The U.S Dollar declined Tuesday, pushing the currency to the lowest level in a year and reversing earlier gains versus major counterparts after a pair of economic reports said U.S Retail Sales and Producer Prices rose more than economists expected, encouraging speculation that the economy is reviving.
As the global recovery continues, and risk diversification takes place, traders could see the U.S. Dollar remain under pressure for the upcoming months. Against the Japanese yen the Dollar also gave up earlier gains to trade at 91.07 yen, little changed from 91.02 yen late Monday.

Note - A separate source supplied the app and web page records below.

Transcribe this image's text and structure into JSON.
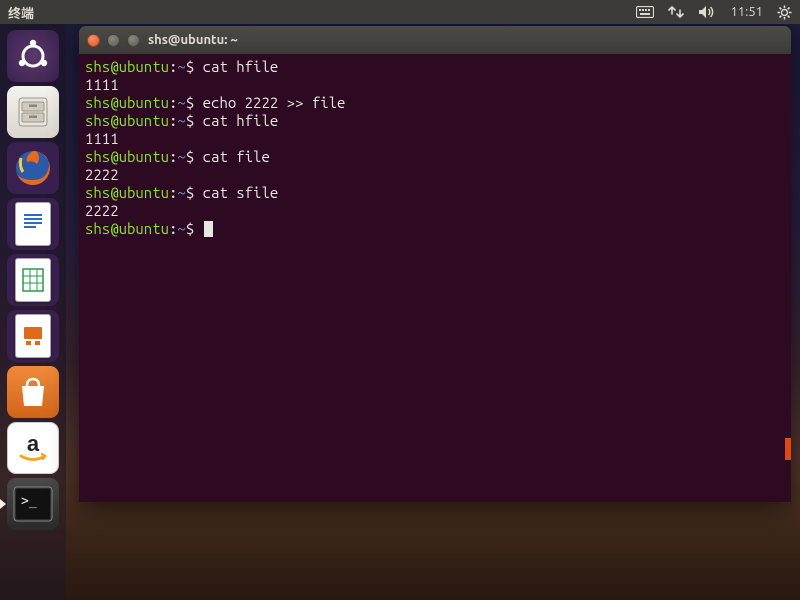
{
  "top_panel": {
    "active_app": "终端",
    "time": "11:51",
    "indicators": {
      "keyboard": "keyboard-icon",
      "network": "network-updown-icon",
      "sound": "volume-high-icon",
      "gear": "system-gear-icon"
    }
  },
  "launcher": {
    "items": [
      {
        "name": "ubuntu-dash",
        "label": "Dash"
      },
      {
        "name": "files",
        "label": "Files"
      },
      {
        "name": "firefox",
        "label": "Firefox"
      },
      {
        "name": "libreoffice-writer",
        "label": "LibreOffice Writer"
      },
      {
        "name": "libreoffice-calc",
        "label": "LibreOffice Calc"
      },
      {
        "name": "libreoffice-impress",
        "label": "LibreOffice Impress"
      },
      {
        "name": "ubuntu-software",
        "label": "Ubuntu Software"
      },
      {
        "name": "amazon",
        "label": "Amazon"
      },
      {
        "name": "terminal",
        "label": "Terminal",
        "active": true
      }
    ]
  },
  "terminal": {
    "title": "shs@ubuntu: ~",
    "prompt": {
      "userhost": "shs@ubuntu",
      "path": "~",
      "symbol": "$"
    },
    "lines": [
      {
        "type": "cmd",
        "text": "cat hfile"
      },
      {
        "type": "out",
        "text": "1111"
      },
      {
        "type": "cmd",
        "text": "echo 2222 >> file"
      },
      {
        "type": "cmd",
        "text": "cat hfile"
      },
      {
        "type": "out",
        "text": "1111"
      },
      {
        "type": "cmd",
        "text": "cat file"
      },
      {
        "type": "out",
        "text": "2222"
      },
      {
        "type": "cmd",
        "text": "cat sfile"
      },
      {
        "type": "out",
        "text": "2222"
      },
      {
        "type": "cmd",
        "text": "",
        "cursor": true
      }
    ]
  }
}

The greenback was also undermined by gains in global stock markets, which reduced the USD appeal as a safe haven. For months, the greenback has tended to move in the opposite direction as equities as investors' willingness to buy riskier assets fluctuates. That trend has shown signs of diminishing in the past month or so, and resuming its more traditional correlation to economic data.
Traders have sold the U.S. currency heavily so far this month as optimism about a global economic recovery diminished safe-haven demand. The prospect of low U.S. yields and concerns about the widening U.S. fiscal deficit fueled Dollar selling.

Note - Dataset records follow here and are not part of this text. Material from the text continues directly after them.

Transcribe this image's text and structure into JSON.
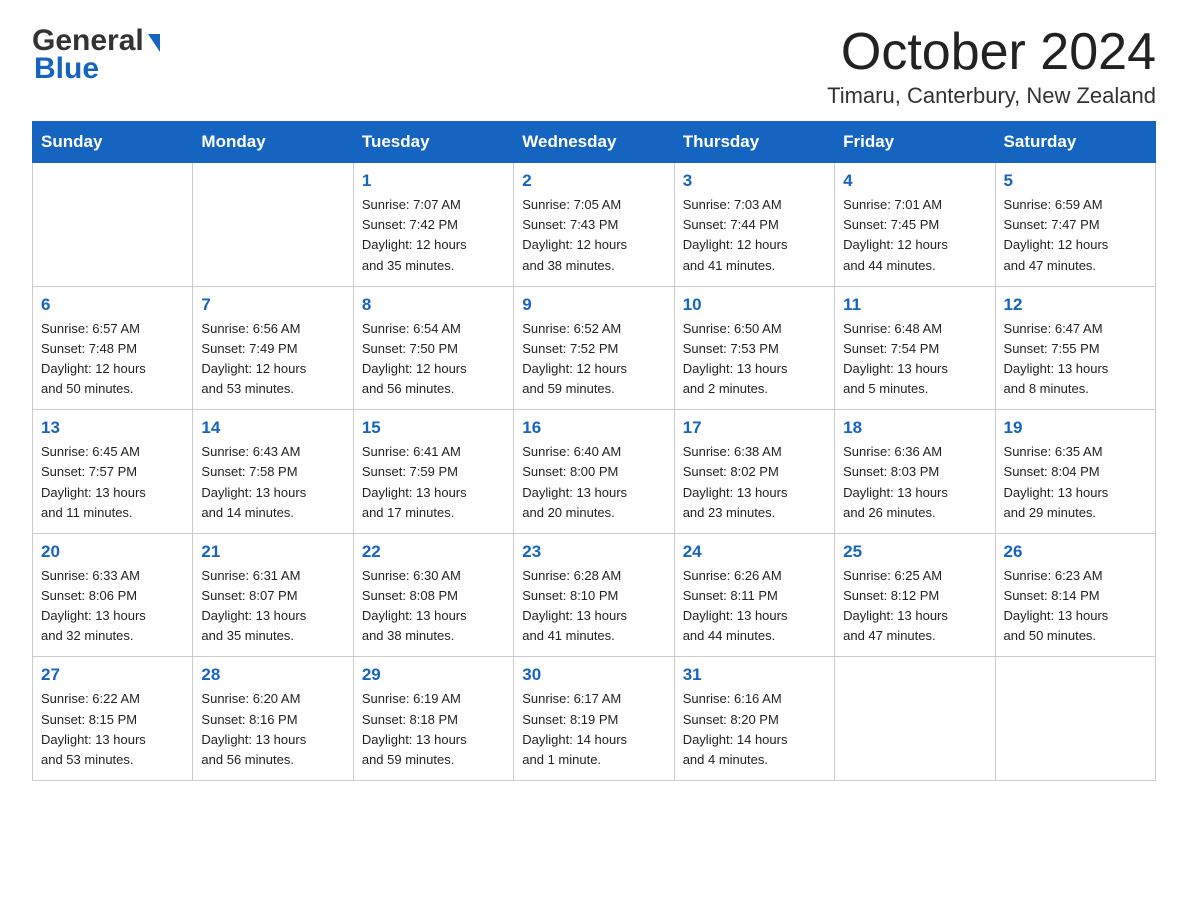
{
  "header": {
    "month_title": "October 2024",
    "location": "Timaru, Canterbury, New Zealand",
    "logo_general": "General",
    "logo_blue": "Blue"
  },
  "weekdays": [
    "Sunday",
    "Monday",
    "Tuesday",
    "Wednesday",
    "Thursday",
    "Friday",
    "Saturday"
  ],
  "weeks": [
    [
      {
        "day": "",
        "info": ""
      },
      {
        "day": "",
        "info": ""
      },
      {
        "day": "1",
        "info": "Sunrise: 7:07 AM\nSunset: 7:42 PM\nDaylight: 12 hours\nand 35 minutes."
      },
      {
        "day": "2",
        "info": "Sunrise: 7:05 AM\nSunset: 7:43 PM\nDaylight: 12 hours\nand 38 minutes."
      },
      {
        "day": "3",
        "info": "Sunrise: 7:03 AM\nSunset: 7:44 PM\nDaylight: 12 hours\nand 41 minutes."
      },
      {
        "day": "4",
        "info": "Sunrise: 7:01 AM\nSunset: 7:45 PM\nDaylight: 12 hours\nand 44 minutes."
      },
      {
        "day": "5",
        "info": "Sunrise: 6:59 AM\nSunset: 7:47 PM\nDaylight: 12 hours\nand 47 minutes."
      }
    ],
    [
      {
        "day": "6",
        "info": "Sunrise: 6:57 AM\nSunset: 7:48 PM\nDaylight: 12 hours\nand 50 minutes."
      },
      {
        "day": "7",
        "info": "Sunrise: 6:56 AM\nSunset: 7:49 PM\nDaylight: 12 hours\nand 53 minutes."
      },
      {
        "day": "8",
        "info": "Sunrise: 6:54 AM\nSunset: 7:50 PM\nDaylight: 12 hours\nand 56 minutes."
      },
      {
        "day": "9",
        "info": "Sunrise: 6:52 AM\nSunset: 7:52 PM\nDaylight: 12 hours\nand 59 minutes."
      },
      {
        "day": "10",
        "info": "Sunrise: 6:50 AM\nSunset: 7:53 PM\nDaylight: 13 hours\nand 2 minutes."
      },
      {
        "day": "11",
        "info": "Sunrise: 6:48 AM\nSunset: 7:54 PM\nDaylight: 13 hours\nand 5 minutes."
      },
      {
        "day": "12",
        "info": "Sunrise: 6:47 AM\nSunset: 7:55 PM\nDaylight: 13 hours\nand 8 minutes."
      }
    ],
    [
      {
        "day": "13",
        "info": "Sunrise: 6:45 AM\nSunset: 7:57 PM\nDaylight: 13 hours\nand 11 minutes."
      },
      {
        "day": "14",
        "info": "Sunrise: 6:43 AM\nSunset: 7:58 PM\nDaylight: 13 hours\nand 14 minutes."
      },
      {
        "day": "15",
        "info": "Sunrise: 6:41 AM\nSunset: 7:59 PM\nDaylight: 13 hours\nand 17 minutes."
      },
      {
        "day": "16",
        "info": "Sunrise: 6:40 AM\nSunset: 8:00 PM\nDaylight: 13 hours\nand 20 minutes."
      },
      {
        "day": "17",
        "info": "Sunrise: 6:38 AM\nSunset: 8:02 PM\nDaylight: 13 hours\nand 23 minutes."
      },
      {
        "day": "18",
        "info": "Sunrise: 6:36 AM\nSunset: 8:03 PM\nDaylight: 13 hours\nand 26 minutes."
      },
      {
        "day": "19",
        "info": "Sunrise: 6:35 AM\nSunset: 8:04 PM\nDaylight: 13 hours\nand 29 minutes."
      }
    ],
    [
      {
        "day": "20",
        "info": "Sunrise: 6:33 AM\nSunset: 8:06 PM\nDaylight: 13 hours\nand 32 minutes."
      },
      {
        "day": "21",
        "info": "Sunrise: 6:31 AM\nSunset: 8:07 PM\nDaylight: 13 hours\nand 35 minutes."
      },
      {
        "day": "22",
        "info": "Sunrise: 6:30 AM\nSunset: 8:08 PM\nDaylight: 13 hours\nand 38 minutes."
      },
      {
        "day": "23",
        "info": "Sunrise: 6:28 AM\nSunset: 8:10 PM\nDaylight: 13 hours\nand 41 minutes."
      },
      {
        "day": "24",
        "info": "Sunrise: 6:26 AM\nSunset: 8:11 PM\nDaylight: 13 hours\nand 44 minutes."
      },
      {
        "day": "25",
        "info": "Sunrise: 6:25 AM\nSunset: 8:12 PM\nDaylight: 13 hours\nand 47 minutes."
      },
      {
        "day": "26",
        "info": "Sunrise: 6:23 AM\nSunset: 8:14 PM\nDaylight: 13 hours\nand 50 minutes."
      }
    ],
    [
      {
        "day": "27",
        "info": "Sunrise: 6:22 AM\nSunset: 8:15 PM\nDaylight: 13 hours\nand 53 minutes."
      },
      {
        "day": "28",
        "info": "Sunrise: 6:20 AM\nSunset: 8:16 PM\nDaylight: 13 hours\nand 56 minutes."
      },
      {
        "day": "29",
        "info": "Sunrise: 6:19 AM\nSunset: 8:18 PM\nDaylight: 13 hours\nand 59 minutes."
      },
      {
        "day": "30",
        "info": "Sunrise: 6:17 AM\nSunset: 8:19 PM\nDaylight: 14 hours\nand 1 minute."
      },
      {
        "day": "31",
        "info": "Sunrise: 6:16 AM\nSunset: 8:20 PM\nDaylight: 14 hours\nand 4 minutes."
      },
      {
        "day": "",
        "info": ""
      },
      {
        "day": "",
        "info": ""
      }
    ]
  ]
}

Today in focus will be a slew of U.S. data to be released later in the day. The U.S. consumer price index (CPI) for August, 2nd quarter current account data, August industrial production numbers and September NAHB housing data are all due.